When you do this, you never need to worry about how to close the deal. Either your product fits your prospect and your conversation confirms this for them, or it doesn’t fit because (for some reason) they aren’t really an ideal prospect. You can’t convince someone to buy something for which they don’t see a need that justifies the expense or effort and if you’ve really got into your ideal prospect’s world and filled your head full of their desires and problems and they’re not interested, then they’re not interested… yet.
If possible stay in tough via email and direct mail so that when they are ready to buy, you are right there in their world.
#4 Think About Their Perfect Outcome
As a result of the questions you’ve asked and the observations you’ve made, you should know exactly what they really want. This enables you to reconsider your product and sales pitch.
Many of my service-business clients have discovered that they can double their prices and multiply the perceived value of their service by making tweaks based on customer feedback, but you can’t do that if your offerings are based on assumptions rather than intimate knowledge. One of the exercises we do together is based on role-playing the perfect product/outcome you can deliver to clients: everything you’d like to claim in a sales letter that would make the purchase a no-brainer.
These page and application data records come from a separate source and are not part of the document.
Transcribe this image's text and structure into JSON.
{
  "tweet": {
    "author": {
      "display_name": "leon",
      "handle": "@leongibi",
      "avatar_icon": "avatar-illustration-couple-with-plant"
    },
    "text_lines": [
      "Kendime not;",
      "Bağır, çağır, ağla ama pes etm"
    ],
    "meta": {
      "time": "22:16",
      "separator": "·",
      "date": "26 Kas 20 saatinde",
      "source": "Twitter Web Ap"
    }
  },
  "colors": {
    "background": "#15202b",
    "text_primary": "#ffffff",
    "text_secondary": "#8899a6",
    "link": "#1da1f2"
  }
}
Interestingly, we found that often we could modify at least the ultimate service package to include most of these elements profitably, and then explain why others shouldn’t be there.
When you know your target market so well that you can accurately determine what a ‘perfect’ outcome would look like, the chances are you’ll never have to worry about what your competitors are doing again… you’ll always be several steps ahead of them in both your marketing and your delivery.
If You Don’t Know Your ‘Who’ Inside-Out then Your Marketing is Definitely Missing the Mark!
Craig Simmonds (www.simmondspolishing.com.au), is one of the savvy business owners who attends our monthly Melbourne Magnetic Marketing meetings demonstrates the power of this intimate market knowledge. Ask him a question about his marketing or suggest a way to improve it and he can tell you with uncanny accuracy if it will work or not. He is also able to explain authoritatively why he does or does not engage in certain activities. He’s not closed minded… he’s always experimenting and challenging himself in his marketing efforts, but he has experience and knowledge behind his convictions.
If not, maybe you’d like to come along to our monthly meetings and learn from business owners who are already effectively applying magnetic marketing principles in their business and creating increasingly profitable businesses. This is not your traditional networking event… there is no selling involved, just the chance to discover what’s working now marketing Melbourne businesses and talk to other knowledgeable business owners and marketing experts.
If you’re in Melbourne, why not visit our Magnetic Marketing Mastermind which meets monthly in Box Hill. To learn more and sign up for notifications visit https://memg.com.au